Kevin Cho Tipton, a critical care nurse practitioner based in Miami, said: “These proposed laws – no matter how well intentioned – will force folks to avoid seeking out care until it’s too late. This will cost lives, tear families apart, and ultimately make health care more expensive for us all. Of course our system is imperfect, but we already ask if patients have insurance, which immediately induces fear and suspicion. Asking about citizenship will only make this worse. Both questions will force health care teams to work harder to earn the trust of our patients and their families.”
Brent Schillinger, MD, a dermatologist based in Delray Beach, said: “I signed on to this letter because it's important that lawmakers hear from those of us who are on the front lines of health care, and making hospitals collect this data on immigration status puts us all on a dangerous path. Many individuals already won't go to a doctor for fear that their immigration status will be requested and then possibly reported to the authorities. Now, this latest provision could amplify this culture of fear and distrust of the system.”

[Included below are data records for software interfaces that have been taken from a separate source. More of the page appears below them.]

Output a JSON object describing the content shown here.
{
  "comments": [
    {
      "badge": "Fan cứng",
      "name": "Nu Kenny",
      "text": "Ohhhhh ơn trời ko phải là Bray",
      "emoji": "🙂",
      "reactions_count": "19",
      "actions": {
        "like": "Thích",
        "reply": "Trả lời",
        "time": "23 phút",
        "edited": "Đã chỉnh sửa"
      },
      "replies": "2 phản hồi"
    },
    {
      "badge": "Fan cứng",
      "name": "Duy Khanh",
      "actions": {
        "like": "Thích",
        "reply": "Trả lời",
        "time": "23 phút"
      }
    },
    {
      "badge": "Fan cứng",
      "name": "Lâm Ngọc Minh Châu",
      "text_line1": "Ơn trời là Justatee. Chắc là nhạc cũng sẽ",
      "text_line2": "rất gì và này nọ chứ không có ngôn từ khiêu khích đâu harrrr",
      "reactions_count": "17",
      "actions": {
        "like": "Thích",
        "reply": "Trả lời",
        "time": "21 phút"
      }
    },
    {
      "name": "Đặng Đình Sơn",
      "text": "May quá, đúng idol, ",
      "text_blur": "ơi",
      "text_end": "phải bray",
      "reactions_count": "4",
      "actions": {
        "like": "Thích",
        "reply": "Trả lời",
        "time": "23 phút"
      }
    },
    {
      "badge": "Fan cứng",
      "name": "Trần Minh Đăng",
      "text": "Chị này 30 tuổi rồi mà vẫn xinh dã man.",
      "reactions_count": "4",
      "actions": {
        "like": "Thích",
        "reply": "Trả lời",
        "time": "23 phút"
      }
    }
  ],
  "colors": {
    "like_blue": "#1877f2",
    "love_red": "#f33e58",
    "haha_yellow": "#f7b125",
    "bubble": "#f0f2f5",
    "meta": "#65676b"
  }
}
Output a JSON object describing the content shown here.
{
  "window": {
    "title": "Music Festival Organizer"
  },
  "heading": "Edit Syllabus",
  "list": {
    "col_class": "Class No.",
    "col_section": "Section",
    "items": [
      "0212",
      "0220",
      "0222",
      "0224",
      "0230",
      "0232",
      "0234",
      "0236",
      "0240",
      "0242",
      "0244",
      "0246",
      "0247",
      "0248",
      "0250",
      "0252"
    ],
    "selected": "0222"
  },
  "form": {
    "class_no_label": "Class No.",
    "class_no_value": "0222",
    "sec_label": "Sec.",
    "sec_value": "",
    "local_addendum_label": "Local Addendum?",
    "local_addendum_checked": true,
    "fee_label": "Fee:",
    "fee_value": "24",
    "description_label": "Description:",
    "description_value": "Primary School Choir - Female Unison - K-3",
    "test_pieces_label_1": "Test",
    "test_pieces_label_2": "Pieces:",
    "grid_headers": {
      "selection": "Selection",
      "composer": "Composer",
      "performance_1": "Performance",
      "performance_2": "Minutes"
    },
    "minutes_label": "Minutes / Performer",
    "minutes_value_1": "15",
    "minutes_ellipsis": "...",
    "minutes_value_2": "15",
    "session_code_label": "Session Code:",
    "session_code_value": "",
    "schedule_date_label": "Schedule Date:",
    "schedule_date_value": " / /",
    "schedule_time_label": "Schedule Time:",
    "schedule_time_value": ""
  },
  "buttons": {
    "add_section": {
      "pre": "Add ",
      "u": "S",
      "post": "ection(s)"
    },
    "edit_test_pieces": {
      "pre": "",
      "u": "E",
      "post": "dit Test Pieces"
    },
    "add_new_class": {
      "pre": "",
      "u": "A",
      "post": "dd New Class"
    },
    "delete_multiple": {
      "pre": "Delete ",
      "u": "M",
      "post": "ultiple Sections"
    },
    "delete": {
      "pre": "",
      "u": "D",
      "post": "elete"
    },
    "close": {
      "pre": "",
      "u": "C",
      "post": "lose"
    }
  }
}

Alexis Tsoukalas, policy analyst at Florida Policy Institute, said: “HB 1617 and SB 1718 would require Florida’s 320+ hospitals who are Medicaid providers to ask patients to share their immigration status, then report the aggregate responses quarterly to the state. Florida Policy Institute expects this legislation to create a significant administrative burden for hospitals, as well as discourage sick Floridians from seeking care due to fear of their immigration status being reported. Even if providers explain that individual data is not shared, it will almost certainly cause a chilling effect that keeps people in need away—harming them directly and in time, the rest of the state who’d have to deal with the public health consequences. This bill is damaging and unnecessary, and state leaders should reject it.”
Aurelie Colon Larrauri, state policy advocate at the National Latina Institute for Reproductive Justice, said: “HB 1617/SB 1718 is a harmful, anti-immigrant super package that will be detrimental to immigrant communities, especially those who are still navigating our complex immigration system. We are extremely concerned with how hospital data collection on immigration status will impact immigrants, especially undocumented folks, and the health care they receive. Anyone having a health emergency shouldn’t have to think twice about seeking health care. Floridians, regardless of their immigration status, should feel safe going to receive health care without fear of deportation, and should have access to all health care, including access to abortion.”
Silvana Caldera, senior policy strategist at the ACLU of Florida, said: “A question about immigration status in an emergency situation would force individuals to choose between potentially life-saving health care and disclosing personal information that could lead to detention and family separation, and it raises significant ethics and privacy concerns for individuals seeking health care in Florida hospitals. The entire bill is filled with egregiously broad and harmful policies that incentivize ‘show me your papers’ behavior. We cannot allow Florida to become a state that targets immigrants through unprecedented government overreach."
Alison Yager, executive director at Florida Health Justice Project, said: “Florida currently ranks 36th among states in the Commonwealth Fund’s Scorecard on State Health, which measures access to care, appropriateness of care utilization, and population health. This bill — an unabashed attack on our immigrant communities -– will only serve to diminish our state standing on these critical measures. The misguided focus on the costs of utilization of care by our undocumented friends and neighbors will serve not just to harm the health of some of our most vulnerable residents, but to negatively impact population health, as well as state finances.”
The medical providers believe these bills are a direct attack on Florida’s most vulnerable communities and remind legislators that all individuals deserve access to health care without fear and to be treated with dignity and respect. The bills are waiting to be heard in the Senate Fiscal Policy Committee and the House Commerce Committee. To read the full letter, click here.